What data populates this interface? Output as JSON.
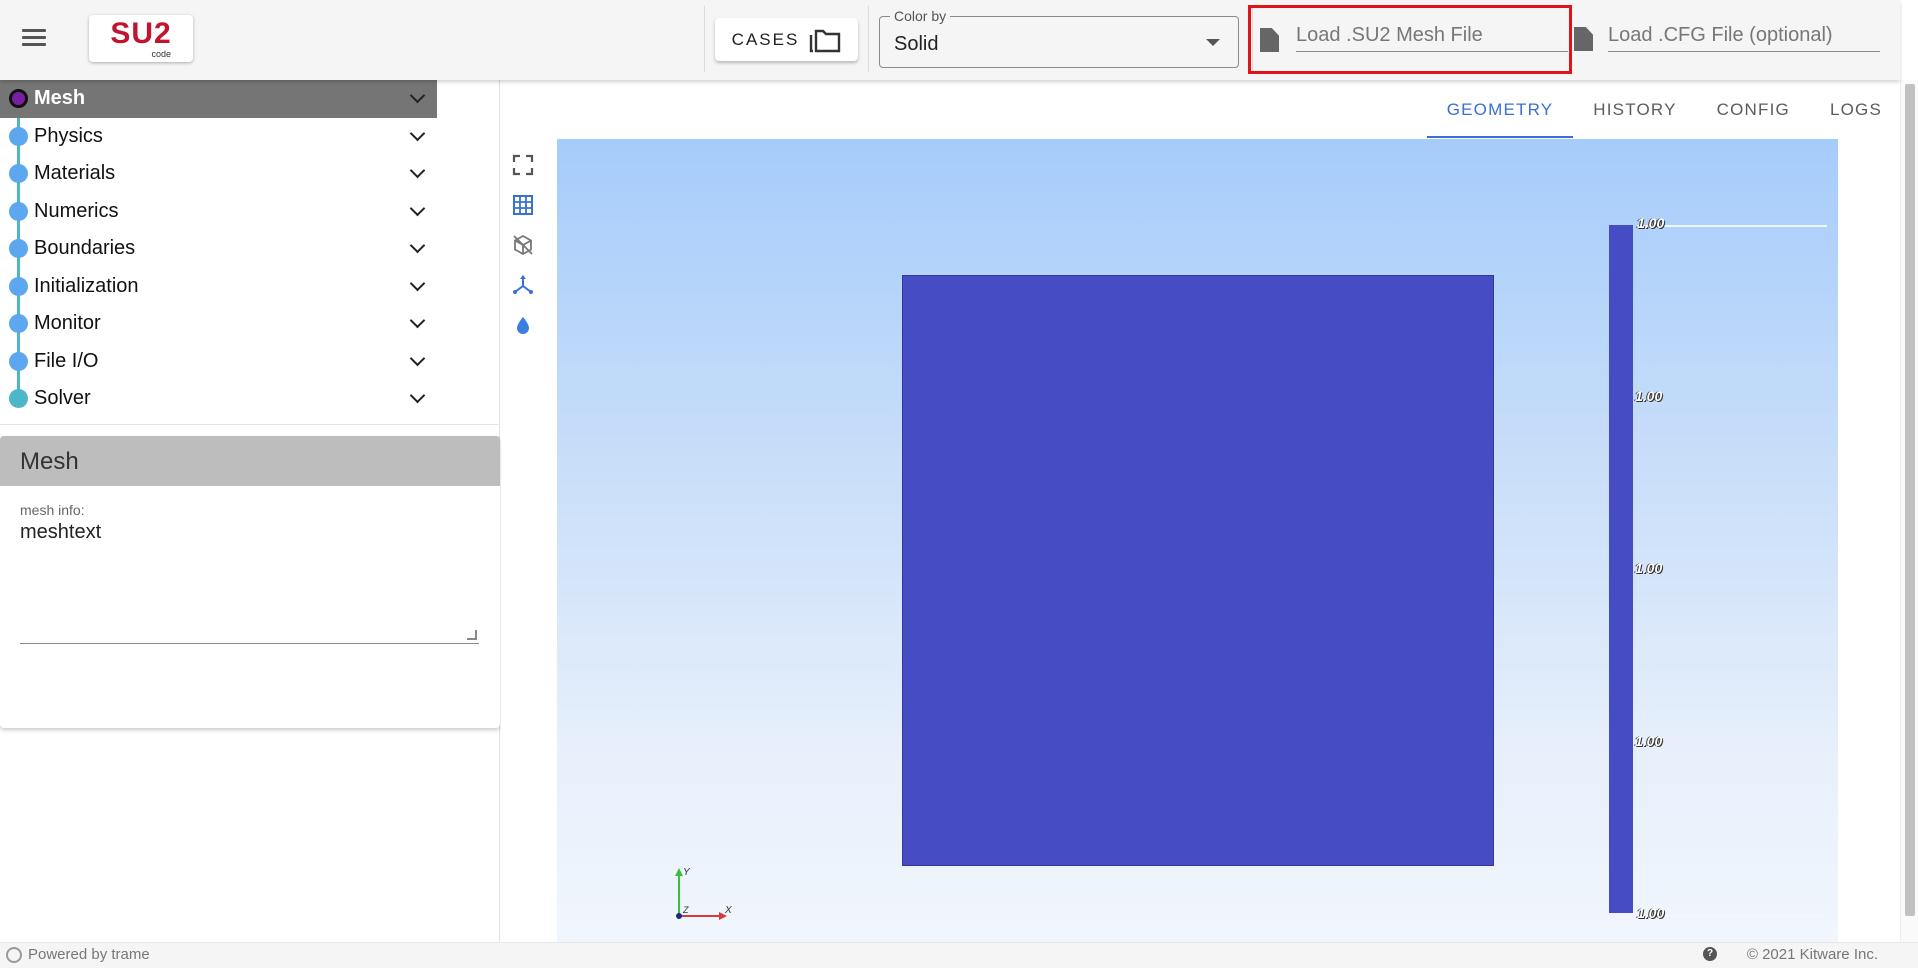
{
  "app": {
    "logo_text": "SU2",
    "logo_sub": "code"
  },
  "toolbar": {
    "cases_label": "CASES",
    "color_by_label": "Color by",
    "color_by_value": "Solid",
    "mesh_file_placeholder": "Load .SU2 Mesh File",
    "cfg_file_placeholder": "Load .CFG File (optional)"
  },
  "sidebar": {
    "steps": [
      {
        "label": "Mesh",
        "active": true
      },
      {
        "label": "Physics"
      },
      {
        "label": "Materials"
      },
      {
        "label": "Numerics"
      },
      {
        "label": "Boundaries"
      },
      {
        "label": "Initialization"
      },
      {
        "label": "Monitor"
      },
      {
        "label": "File I/O"
      },
      {
        "label": "Solver"
      }
    ],
    "panel": {
      "title": "Mesh",
      "field_label": "mesh info:",
      "field_value": "meshtext"
    }
  },
  "main": {
    "tabs": [
      {
        "label": "GEOMETRY",
        "active": true
      },
      {
        "label": "HISTORY"
      },
      {
        "label": "CONFIG"
      },
      {
        "label": "LOGS"
      }
    ],
    "view_tools": [
      "fullscreen-icon",
      "grid-icon",
      "cube-outline-icon",
      "axes-icon",
      "water-drop-icon"
    ],
    "colorbar_labels": [
      "1.00",
      "1.00",
      "1.00",
      "1.00",
      "1.00"
    ],
    "axes_labels": {
      "y": "Y",
      "x": "X",
      "z": "Z"
    }
  },
  "footer": {
    "powered_by": "Powered by trame",
    "help": "?",
    "copyright": "© 2021 Kitware Inc."
  },
  "colors": {
    "mesh_fill": "#464dc4",
    "highlight_box": "#e0121a",
    "accent": "#3a6fd6",
    "active_step": "#757575"
  }
}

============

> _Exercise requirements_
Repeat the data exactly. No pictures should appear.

> _Exercise output_
What data populates this interface? Output as JSON.
{
  "app": {
    "logo_text": "SU2",
    "logo_sub": "code"
  },
  "toolbar": {
    "cases_label": "CASES",
    "color_by_label": "Color by",
    "color_by_value": "Solid",
    "mesh_file_placeholder": "Load .SU2 Mesh File",
    "cfg_file_placeholder": "Load .CFG File (optional)"
  },
  "sidebar": {
    "steps": [
      {
        "label": "Mesh",
        "active": true
      },
      {
        "label": "Physics"
      },
      {
        "label": "Materials"
      },
      {
        "label": "Numerics"
      },
      {
        "label": "Boundaries"
      },
      {
        "label": "Initialization"
      },
      {
        "label": "Monitor"
      },
      {
        "label": "File I/O"
      },
      {
        "label": "Solver"
      }
    ],
    "panel": {
      "title": "Mesh",
      "field_label": "mesh info:",
      "field_value": "meshtext"
    }
  },
  "main": {
    "tabs": [
      {
        "label": "GEOMETRY",
        "active": true
      },
      {
        "label": "HISTORY"
      },
      {
        "label": "CONFIG"
      },
      {
        "label": "LOGS"
      }
    ],
    "view_tools": [
      "fullscreen-icon",
      "grid-icon",
      "cube-outline-icon",
      "axes-icon",
      "water-drop-icon"
    ],
    "colorbar_labels": [
      "1.00",
      "1.00",
      "1.00",
      "1.00",
      "1.00"
    ],
    "axes_labels": {
      "y": "Y",
      "x": "X",
      "z": "Z"
    }
  },
  "footer": {
    "powered_by": "Powered by trame",
    "help": "?",
    "copyright": "© 2021 Kitware Inc."
  },
  "colors": {
    "mesh_fill": "#464dc4",
    "highlight_box": "#e0121a",
    "accent": "#3a6fd6",
    "active_step": "#757575"
  }
}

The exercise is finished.